I am so sick and tired of hearing about the bad economy. Wanna know why? Here’s a list:

1) For many people it’s sucked for a long time. (Ask the folks who lost their jobs to the outsourcing trend that started almost 20 years ago)

2) The only reason it’s getting tons of air time now is because rich people and the upper middle class are finally be effected. As a former social worker I can tell you I was dealing with the fall out of the “balloon” economy ten years ago. It’s no surprise to me.

3) It’s giving corporations the excuse to lay off more workers (which is a dumb move because it diminishes the amount of revenue circulating in the domestic/international market).

4) It’s also become the most common thing you hear people repeat in conversations. OH GIVE ME A BREAK. Didn’t anyone learn about gravity (in regards to the stock market) what goes up must come down (at some point)…COME ON!

So, let’s get this out of the way: How can Crocheters help the economy and make the world a better place.

1) Buy from local businesses as much as possible, for hooks, yarns etc. If you can’t find them in person, look on line. You money gets five times the mileage when you spend it locally than when you spend it out of the local economy!

2) Offer to teach classes to folks on how to make their own cool crochet gifts and fashions. When pennies are tight handwork always goes up in favor. Kids love making phone covers, and game system cozies, they can make hair scrunches and book marks for friends! Young mother’s love to learn to make for baby..etc etc etc…

3) Find local designers and buy their patterns. Especially the indie designers. That gives the little guy more cash.

There is no such thing as too big to fail. Having all the money in the big boys hands is a dangerous economic prospect. In fact it has very much led to economic feudalism. No one is too big to fail, everyone is expendable, anyone telling you different is trying to sell you something.

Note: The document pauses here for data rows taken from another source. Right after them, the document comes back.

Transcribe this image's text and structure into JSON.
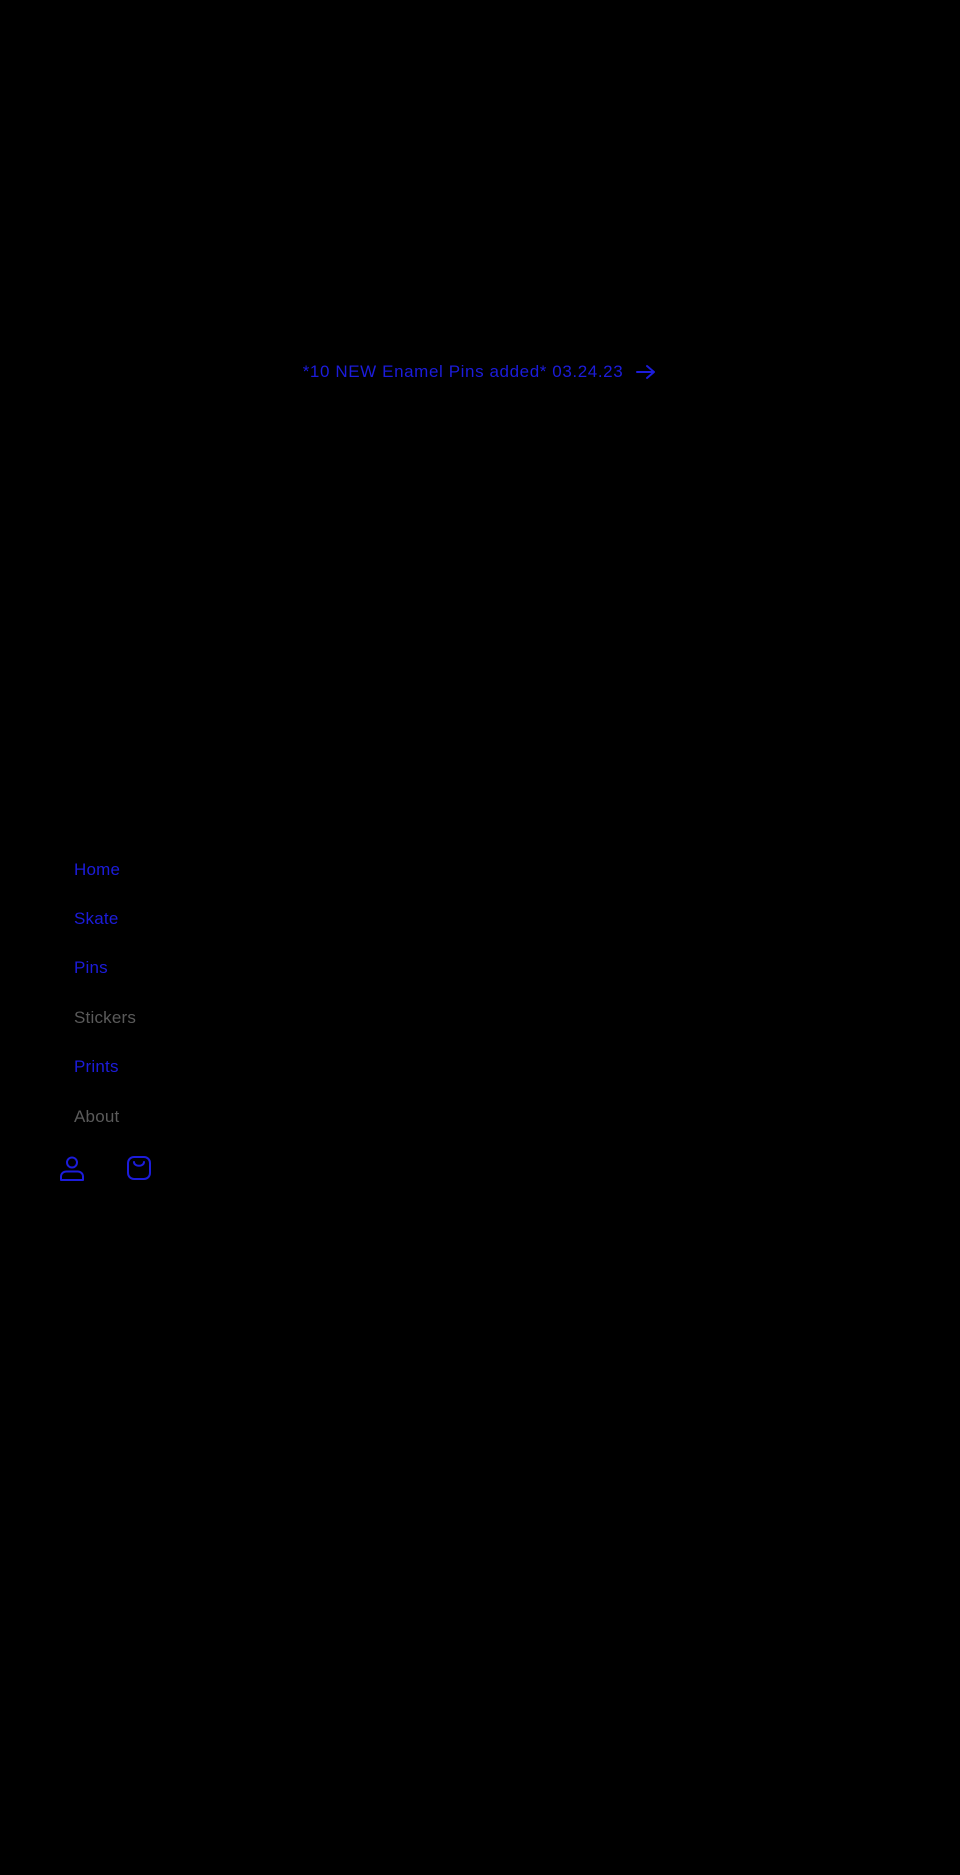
{
  "announcement": {
    "text": "*10 NEW Enamel Pins added* 03.24.23",
    "arrow_icon": "arrow-right-icon"
  },
  "nav": {
    "items": [
      {
        "label": "Home",
        "state": "link"
      },
      {
        "label": "Skate",
        "state": "link"
      },
      {
        "label": "Pins",
        "state": "link"
      },
      {
        "label": "Stickers",
        "state": "visited"
      },
      {
        "label": "Prints",
        "state": "link"
      },
      {
        "label": "About",
        "state": "visited"
      }
    ]
  },
  "header_icons": {
    "account_icon": "account-icon",
    "cart_icon": "cart-icon"
  },
  "colors": {
    "background": "#000000",
    "link": "#1c1cdb",
    "visited": "#5a5a5a"
  }
}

I firmly believe the more we can support the medium to micro businesses the more we shall empower and enable sustainable communities….and CROCHET can play a huge part in that! How?

The microcosm always influences the macrocosm. Ask any scientist.

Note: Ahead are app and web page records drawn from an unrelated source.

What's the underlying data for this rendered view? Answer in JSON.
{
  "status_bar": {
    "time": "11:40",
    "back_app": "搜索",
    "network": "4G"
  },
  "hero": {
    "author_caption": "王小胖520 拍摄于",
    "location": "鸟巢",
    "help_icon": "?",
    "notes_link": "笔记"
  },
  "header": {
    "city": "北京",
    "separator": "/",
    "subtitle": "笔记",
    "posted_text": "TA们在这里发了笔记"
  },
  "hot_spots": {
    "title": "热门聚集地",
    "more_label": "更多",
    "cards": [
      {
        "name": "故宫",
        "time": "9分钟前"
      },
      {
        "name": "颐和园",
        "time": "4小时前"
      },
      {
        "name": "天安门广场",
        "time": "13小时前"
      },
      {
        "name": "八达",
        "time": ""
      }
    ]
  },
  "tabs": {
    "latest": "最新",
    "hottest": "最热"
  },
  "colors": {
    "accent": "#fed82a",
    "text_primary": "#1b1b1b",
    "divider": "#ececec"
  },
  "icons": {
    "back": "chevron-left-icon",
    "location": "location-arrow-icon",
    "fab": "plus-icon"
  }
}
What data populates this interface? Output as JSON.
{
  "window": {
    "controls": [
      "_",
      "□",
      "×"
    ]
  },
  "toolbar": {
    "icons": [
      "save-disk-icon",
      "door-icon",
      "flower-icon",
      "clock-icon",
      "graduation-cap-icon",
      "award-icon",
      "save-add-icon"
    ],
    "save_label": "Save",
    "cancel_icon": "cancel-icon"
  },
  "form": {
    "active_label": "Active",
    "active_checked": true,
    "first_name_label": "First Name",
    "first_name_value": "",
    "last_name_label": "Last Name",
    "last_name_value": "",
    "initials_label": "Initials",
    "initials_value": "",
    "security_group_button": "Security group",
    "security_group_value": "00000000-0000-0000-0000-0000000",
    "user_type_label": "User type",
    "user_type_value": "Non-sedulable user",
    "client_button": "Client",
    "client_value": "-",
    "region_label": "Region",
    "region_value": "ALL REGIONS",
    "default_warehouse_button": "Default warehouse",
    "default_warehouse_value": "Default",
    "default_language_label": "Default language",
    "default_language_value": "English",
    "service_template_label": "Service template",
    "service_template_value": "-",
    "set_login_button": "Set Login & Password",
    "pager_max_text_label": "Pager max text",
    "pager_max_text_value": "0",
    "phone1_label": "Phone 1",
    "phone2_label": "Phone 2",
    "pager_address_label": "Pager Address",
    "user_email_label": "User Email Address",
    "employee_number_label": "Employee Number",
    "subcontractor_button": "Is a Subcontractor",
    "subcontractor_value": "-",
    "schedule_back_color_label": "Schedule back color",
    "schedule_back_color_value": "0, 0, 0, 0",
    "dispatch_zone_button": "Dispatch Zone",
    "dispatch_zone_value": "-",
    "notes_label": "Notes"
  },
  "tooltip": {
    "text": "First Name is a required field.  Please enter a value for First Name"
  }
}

Join me, let’s save the world today with crochet…Raise your hooks!